Entries from a dataset of interfaces
* * * * * * *

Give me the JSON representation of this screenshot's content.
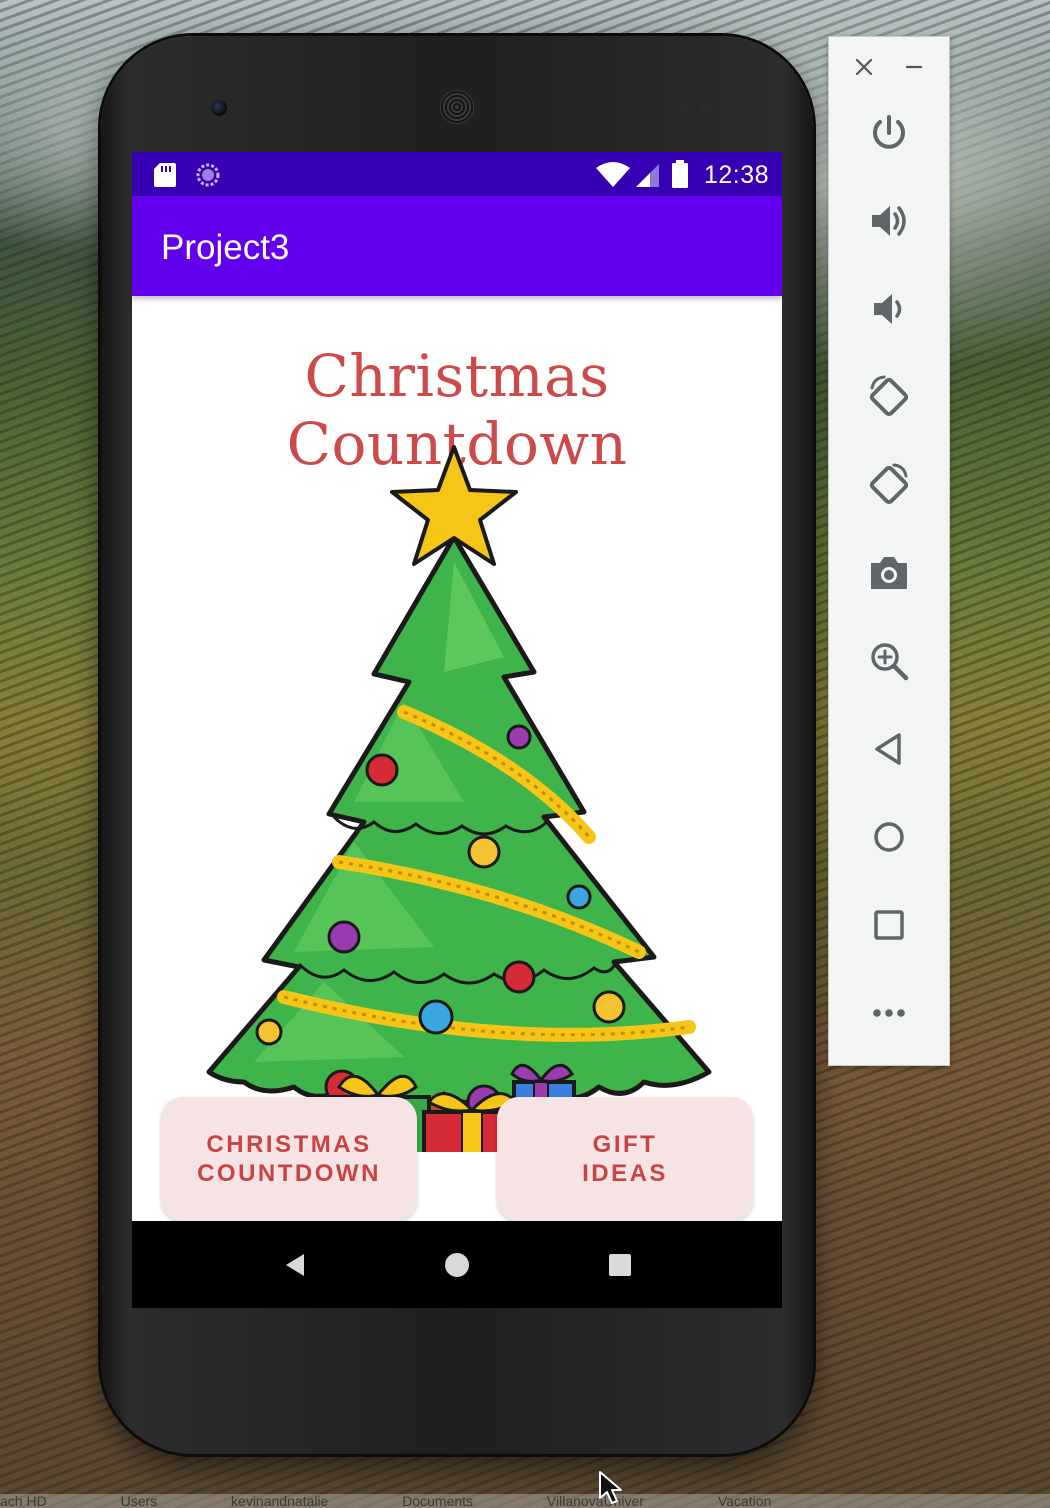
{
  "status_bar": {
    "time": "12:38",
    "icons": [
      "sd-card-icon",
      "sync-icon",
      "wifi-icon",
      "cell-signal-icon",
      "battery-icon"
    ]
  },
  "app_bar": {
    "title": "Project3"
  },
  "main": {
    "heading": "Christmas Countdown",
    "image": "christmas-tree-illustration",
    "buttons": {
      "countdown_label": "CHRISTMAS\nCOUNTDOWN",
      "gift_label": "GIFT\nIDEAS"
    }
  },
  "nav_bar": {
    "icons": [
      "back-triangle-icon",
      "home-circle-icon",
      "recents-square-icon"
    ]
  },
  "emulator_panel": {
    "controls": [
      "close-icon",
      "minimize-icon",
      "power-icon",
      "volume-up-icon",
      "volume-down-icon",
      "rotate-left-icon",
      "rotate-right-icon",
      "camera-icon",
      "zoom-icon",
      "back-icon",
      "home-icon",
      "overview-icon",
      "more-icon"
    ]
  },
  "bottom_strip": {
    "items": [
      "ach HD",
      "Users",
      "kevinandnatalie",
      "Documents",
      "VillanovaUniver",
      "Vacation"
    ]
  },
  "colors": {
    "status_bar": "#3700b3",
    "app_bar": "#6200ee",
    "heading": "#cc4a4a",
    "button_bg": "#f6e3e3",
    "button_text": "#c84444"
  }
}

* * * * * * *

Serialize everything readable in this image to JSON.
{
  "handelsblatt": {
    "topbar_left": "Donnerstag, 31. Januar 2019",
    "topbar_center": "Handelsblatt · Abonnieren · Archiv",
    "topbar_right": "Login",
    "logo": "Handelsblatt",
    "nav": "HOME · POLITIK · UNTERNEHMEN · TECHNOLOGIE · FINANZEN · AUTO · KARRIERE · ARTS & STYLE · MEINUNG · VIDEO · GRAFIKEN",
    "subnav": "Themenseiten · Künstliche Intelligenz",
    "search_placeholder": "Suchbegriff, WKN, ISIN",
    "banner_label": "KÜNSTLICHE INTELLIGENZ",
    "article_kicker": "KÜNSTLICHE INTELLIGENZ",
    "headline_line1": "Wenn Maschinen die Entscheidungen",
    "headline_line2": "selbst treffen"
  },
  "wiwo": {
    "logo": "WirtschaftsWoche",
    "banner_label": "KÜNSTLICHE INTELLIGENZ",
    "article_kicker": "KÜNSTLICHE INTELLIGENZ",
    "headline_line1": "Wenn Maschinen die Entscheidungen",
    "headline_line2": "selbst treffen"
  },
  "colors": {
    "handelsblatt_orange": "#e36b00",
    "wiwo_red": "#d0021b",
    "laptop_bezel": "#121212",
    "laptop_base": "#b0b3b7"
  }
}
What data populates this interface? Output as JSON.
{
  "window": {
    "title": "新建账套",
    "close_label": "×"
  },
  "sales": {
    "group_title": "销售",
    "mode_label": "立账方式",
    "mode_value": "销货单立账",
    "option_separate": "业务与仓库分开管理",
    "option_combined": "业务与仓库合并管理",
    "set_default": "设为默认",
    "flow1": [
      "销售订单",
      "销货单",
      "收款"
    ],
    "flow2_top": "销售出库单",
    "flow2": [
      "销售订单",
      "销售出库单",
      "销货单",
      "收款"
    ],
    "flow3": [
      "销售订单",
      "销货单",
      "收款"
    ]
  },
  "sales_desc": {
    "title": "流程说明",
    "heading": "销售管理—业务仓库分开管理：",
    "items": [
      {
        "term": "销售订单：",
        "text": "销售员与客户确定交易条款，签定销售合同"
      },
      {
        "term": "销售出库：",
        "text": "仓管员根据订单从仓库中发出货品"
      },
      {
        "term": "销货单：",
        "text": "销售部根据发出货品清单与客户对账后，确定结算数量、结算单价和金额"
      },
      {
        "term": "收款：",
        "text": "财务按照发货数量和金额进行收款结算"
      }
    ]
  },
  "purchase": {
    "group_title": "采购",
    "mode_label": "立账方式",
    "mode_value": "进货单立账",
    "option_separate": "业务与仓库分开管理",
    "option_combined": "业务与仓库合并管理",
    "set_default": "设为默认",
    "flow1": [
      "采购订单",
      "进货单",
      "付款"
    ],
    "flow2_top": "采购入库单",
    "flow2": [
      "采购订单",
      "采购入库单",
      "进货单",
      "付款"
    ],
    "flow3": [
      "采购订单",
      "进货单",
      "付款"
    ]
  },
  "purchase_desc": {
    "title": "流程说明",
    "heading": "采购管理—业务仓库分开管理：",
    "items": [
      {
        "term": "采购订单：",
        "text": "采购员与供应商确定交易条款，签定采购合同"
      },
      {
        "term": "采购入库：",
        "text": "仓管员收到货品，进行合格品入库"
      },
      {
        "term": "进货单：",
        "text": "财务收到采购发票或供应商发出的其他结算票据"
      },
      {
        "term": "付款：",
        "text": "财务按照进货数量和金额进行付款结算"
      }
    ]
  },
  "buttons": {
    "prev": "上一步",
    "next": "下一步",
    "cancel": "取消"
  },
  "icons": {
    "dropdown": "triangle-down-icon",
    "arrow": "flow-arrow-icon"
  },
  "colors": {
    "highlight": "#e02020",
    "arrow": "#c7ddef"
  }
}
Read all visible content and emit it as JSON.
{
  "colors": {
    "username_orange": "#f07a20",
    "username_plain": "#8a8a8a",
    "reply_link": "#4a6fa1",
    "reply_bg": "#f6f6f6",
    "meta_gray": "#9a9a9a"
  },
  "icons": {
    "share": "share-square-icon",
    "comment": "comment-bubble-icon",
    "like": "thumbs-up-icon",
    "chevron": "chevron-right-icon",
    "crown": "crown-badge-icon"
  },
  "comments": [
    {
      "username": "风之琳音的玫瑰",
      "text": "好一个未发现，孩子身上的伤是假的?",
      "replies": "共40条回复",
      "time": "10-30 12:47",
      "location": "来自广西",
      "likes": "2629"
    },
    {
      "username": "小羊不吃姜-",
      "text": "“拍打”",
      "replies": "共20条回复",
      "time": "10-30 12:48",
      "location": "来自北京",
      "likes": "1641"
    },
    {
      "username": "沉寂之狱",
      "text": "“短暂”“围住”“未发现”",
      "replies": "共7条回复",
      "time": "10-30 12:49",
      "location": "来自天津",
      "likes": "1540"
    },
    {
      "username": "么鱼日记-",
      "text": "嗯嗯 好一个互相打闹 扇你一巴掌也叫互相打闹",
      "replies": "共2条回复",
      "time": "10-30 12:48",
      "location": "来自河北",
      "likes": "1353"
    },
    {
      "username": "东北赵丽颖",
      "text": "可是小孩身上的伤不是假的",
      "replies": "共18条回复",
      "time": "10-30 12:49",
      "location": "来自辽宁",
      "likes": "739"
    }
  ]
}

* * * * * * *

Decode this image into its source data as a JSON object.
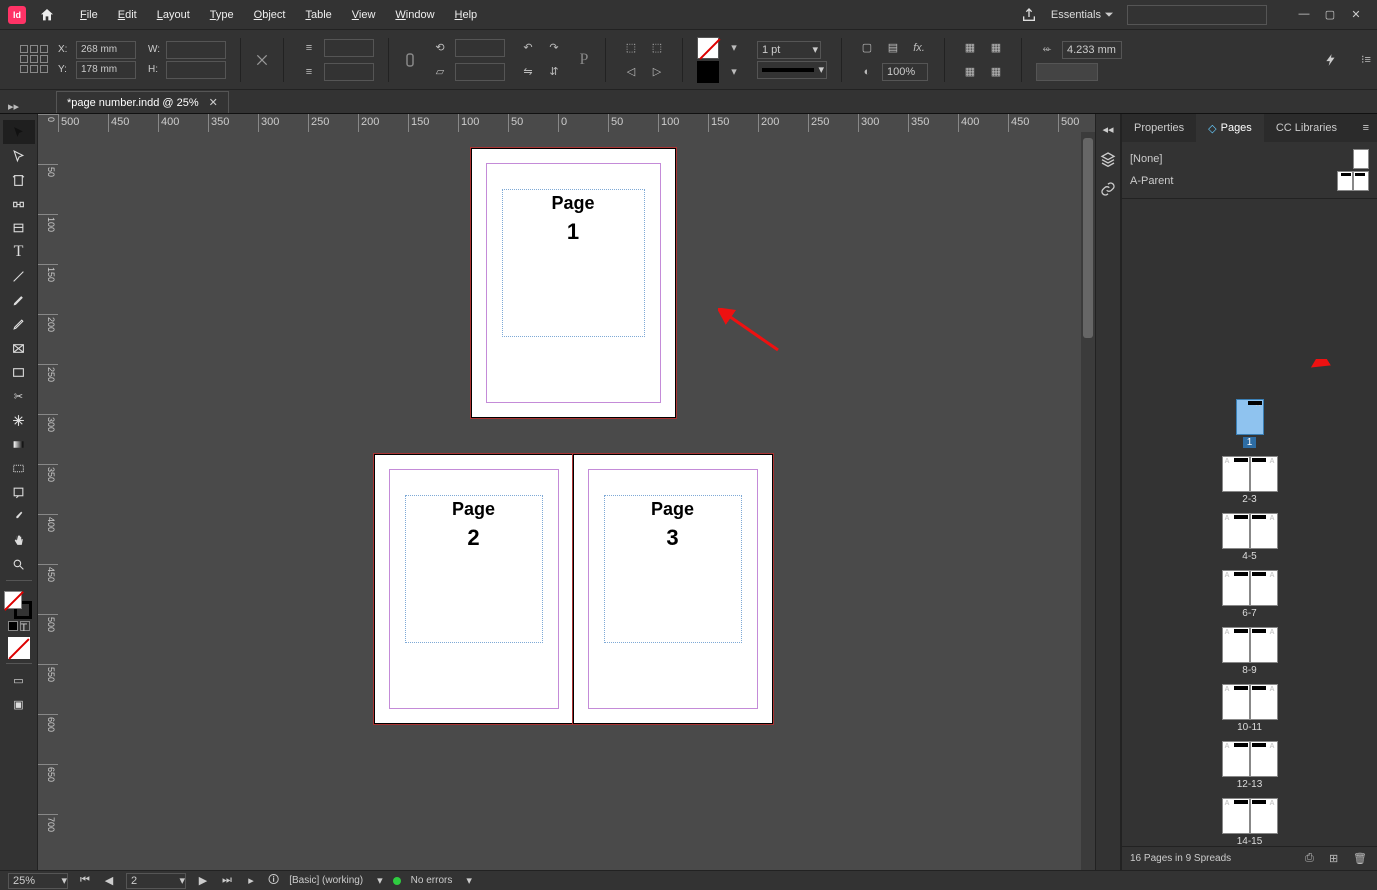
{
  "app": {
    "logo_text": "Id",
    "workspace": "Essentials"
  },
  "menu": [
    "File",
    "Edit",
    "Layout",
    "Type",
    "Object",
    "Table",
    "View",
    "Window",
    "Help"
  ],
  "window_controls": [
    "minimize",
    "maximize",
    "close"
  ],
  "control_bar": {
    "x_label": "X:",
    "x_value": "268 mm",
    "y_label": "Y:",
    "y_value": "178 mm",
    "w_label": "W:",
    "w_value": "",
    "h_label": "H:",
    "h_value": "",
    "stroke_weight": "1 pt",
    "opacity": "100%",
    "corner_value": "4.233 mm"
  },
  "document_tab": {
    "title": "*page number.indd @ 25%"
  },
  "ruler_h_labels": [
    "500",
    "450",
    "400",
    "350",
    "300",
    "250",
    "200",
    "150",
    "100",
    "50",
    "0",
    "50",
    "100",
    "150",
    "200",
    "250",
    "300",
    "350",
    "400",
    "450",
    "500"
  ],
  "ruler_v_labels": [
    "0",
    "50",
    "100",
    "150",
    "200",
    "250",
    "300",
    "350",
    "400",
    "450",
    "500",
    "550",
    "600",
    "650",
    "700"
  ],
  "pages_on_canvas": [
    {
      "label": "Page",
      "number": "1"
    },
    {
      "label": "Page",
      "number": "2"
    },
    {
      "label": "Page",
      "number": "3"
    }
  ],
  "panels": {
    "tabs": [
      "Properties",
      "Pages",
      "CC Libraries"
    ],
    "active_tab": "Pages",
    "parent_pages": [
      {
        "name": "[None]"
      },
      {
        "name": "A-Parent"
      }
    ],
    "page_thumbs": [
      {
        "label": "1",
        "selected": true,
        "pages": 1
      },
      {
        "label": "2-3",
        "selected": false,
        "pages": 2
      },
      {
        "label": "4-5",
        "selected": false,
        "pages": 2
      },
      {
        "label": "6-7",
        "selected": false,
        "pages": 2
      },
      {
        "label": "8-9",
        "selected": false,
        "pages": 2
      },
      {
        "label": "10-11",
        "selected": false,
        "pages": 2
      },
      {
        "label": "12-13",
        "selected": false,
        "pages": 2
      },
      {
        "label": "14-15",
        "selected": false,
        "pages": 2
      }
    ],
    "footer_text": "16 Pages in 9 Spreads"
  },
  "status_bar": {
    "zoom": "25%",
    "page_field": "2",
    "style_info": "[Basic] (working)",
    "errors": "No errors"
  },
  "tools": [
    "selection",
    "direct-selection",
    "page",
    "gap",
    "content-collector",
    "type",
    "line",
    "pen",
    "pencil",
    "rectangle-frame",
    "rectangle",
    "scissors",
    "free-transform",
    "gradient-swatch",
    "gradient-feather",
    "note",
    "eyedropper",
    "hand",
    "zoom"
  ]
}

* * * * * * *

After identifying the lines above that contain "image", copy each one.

SOLUTION
    "image": "christmas-tree-illustration",
Serialize everything readable in this image to JSON.
Decode this image into its source data as a JSON object.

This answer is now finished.